Skip to main content

June 1, 2010 – What a lovely experience: my husband and I drove up to Chicago for the holiday weekend. It’s a trip we have made countless times, but this time we were treated to a sight I hope will become much more common during the years ahead. As we drove north on I65, in the vicinity of Lafayette, Indiana, we came upon windmills. At first we saw them on just one side of the expressway, placed in rows that reached the horizon. Then my husband exclaimed “Look! They’re on both sides of the road now!” The graceful behemoths were as thrilling a sight as coming upon a group of whales might have been. There was an unexpected grandeur, even dignity, in the propellers’ leisurely pace. The fact of their seemingly independent motion conferred upon them a sentience they did not possess, but which was heightened by their uniform activity, almost as if they all agreed with regard to something of considerable importance. Actually, we did see an occasional turbine standing still; however, the majority were engaged in an energy-generating purposefulness, a mechanical meeting of the minds. It was a happy sight that continued for roughly ten miles.

I wanted to learn more about the Hoosier state’s forward-looking plans in action.

Though one website I visited maintained that Indiana is not well-suited to pursuing production of wind-generated energy, with average winds of less than 10mph statewide, other sites indicated that both individuals and agencies have plunged ahead and are not to be denied. Indeed, while southern Indiana is home to some pretty cloudy/rainy weather, homeowners there and across the Ohio river in Kentucky are participating in net metering, which means they can reverse their electric meter, based on the power they’re producing, back as far as zero. The farmers and homeowners interviewed (see
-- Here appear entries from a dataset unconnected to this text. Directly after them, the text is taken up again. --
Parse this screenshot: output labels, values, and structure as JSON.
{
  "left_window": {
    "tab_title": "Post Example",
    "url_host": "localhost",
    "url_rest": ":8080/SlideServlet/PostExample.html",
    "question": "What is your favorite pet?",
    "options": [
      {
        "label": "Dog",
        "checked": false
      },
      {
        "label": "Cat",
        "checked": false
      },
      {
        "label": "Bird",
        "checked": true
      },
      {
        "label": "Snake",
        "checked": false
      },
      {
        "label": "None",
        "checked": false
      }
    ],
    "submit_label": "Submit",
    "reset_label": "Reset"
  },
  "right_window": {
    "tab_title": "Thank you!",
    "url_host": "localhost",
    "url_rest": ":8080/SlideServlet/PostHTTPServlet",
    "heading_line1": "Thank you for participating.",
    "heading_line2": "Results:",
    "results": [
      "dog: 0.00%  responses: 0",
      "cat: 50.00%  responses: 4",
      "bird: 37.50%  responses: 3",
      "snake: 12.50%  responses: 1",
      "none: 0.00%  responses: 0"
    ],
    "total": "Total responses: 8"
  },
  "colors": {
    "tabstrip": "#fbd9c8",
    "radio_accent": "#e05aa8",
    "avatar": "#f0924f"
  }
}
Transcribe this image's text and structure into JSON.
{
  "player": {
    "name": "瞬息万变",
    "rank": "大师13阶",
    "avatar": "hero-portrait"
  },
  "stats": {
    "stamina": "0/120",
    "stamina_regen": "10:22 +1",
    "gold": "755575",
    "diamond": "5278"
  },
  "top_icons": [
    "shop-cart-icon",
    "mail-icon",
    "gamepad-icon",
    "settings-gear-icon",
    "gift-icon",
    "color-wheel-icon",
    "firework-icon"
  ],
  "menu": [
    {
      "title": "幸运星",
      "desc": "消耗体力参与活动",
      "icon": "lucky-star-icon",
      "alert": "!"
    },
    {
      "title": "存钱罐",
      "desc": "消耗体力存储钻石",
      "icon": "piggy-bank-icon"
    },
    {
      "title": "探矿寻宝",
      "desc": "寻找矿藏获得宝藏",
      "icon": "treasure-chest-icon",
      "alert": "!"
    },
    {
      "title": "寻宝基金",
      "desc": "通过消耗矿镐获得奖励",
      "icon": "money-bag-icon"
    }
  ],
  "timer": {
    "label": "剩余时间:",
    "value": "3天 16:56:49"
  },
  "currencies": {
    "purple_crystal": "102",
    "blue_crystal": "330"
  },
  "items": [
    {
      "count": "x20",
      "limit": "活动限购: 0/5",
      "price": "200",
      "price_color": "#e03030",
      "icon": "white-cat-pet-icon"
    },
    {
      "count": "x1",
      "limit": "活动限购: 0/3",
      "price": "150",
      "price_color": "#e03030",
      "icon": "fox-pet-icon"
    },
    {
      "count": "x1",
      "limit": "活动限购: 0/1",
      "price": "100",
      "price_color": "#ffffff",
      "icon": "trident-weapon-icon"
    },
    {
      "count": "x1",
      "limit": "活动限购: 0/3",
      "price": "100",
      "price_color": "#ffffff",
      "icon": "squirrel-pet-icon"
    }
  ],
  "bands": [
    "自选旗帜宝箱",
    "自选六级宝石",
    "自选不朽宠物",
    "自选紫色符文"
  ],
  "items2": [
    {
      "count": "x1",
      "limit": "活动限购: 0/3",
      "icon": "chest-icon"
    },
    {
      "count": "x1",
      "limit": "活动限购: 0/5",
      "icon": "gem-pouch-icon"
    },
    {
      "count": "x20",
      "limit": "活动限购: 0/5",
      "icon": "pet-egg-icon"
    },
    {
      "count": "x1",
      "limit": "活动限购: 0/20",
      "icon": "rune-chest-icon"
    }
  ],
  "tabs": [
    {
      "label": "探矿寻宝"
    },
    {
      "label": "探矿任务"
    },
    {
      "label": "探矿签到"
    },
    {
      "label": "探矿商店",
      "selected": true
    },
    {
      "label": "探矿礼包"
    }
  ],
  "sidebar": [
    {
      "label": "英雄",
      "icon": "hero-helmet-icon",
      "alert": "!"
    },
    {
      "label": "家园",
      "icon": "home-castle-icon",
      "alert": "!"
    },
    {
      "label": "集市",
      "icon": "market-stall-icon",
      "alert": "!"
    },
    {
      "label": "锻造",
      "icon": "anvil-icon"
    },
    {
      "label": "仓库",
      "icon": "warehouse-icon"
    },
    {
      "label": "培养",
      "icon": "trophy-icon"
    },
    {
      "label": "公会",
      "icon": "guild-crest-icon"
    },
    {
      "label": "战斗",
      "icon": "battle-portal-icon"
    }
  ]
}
indianadg.wordpress.com/2010/04/25/net-metering-lets-consumers-give-back/, accessed June 1, 2010) said they didn’t expect to recover their investments. Their priority was decreasing their coal-generated energy usage.

Indiana enacted their net-metering program in 2005. Unfortunately, it has been given an “F” by the Network for New Energy Choices because of its very weak administrative code. Furthermore, it does not offer net metering to businesses, an egregious oversight. One can only hope municipalities will elect to set a worthwhile example. Neighboring states Illinois, Kentucky, Ohio, and Michigan all earned “B’s.”

Cincinnati, where I live, is not considered a good candidate for wind-generated energy or solar power. The sun’s appearance cannot be taken for granted, and the Appalachian foothills that comprise this river valley town contribute to the winds’ somewhat circular pattern here. Geothermal energy is conceded to be the best bet hereabouts, yet it was not even mentioned in a list of renewable alternatives for Indiana, which I thought was odd.

It isn’t the least bit surprising that our embrace of new forms of energy production has taken the form of a hesitant two steps forward, one step back. We have been enacting the parts of very shy, awkward, kissing third cousins. The problem now is that we no longer have the luxury of pussy footing. Like it or not, the time for shyness and awkwardness is in the past. We must act more confidently than we feel, and plan for the future as if we knew what lies ahead. Our children will thank us.

Comments

Popular posts from this blog

New World Environmental Leader?

March 5, 2017 - China's coal consumption dropped for the third year in a row in 2016.  This, coupled with the country's shift away from heavy industry, could well portend cleaner air and water. As you know, cleaner air in China means cleaner air everywhere. With a population of 1.35 billion people, China currently produces twice as much carbon dioxide in the form of emissions as the United States.

Given that the US has a population less than 1/4 the size of China's, their emissions would quadruple our own, if their standard of living matched ours. Thank goodness it doesn't. Be aware, however, that the government of China is transitioning to an economy based on consumer spending. That could spell trouble.

In the meantime, China's National Bureau of Statistics indicates that China's coal consumption fell by 4.7 percent in 2016. Coal's share of total energy consumed fell to 62% in 2016, from 64% in 2015. In the United States, by contrast, the government pledge…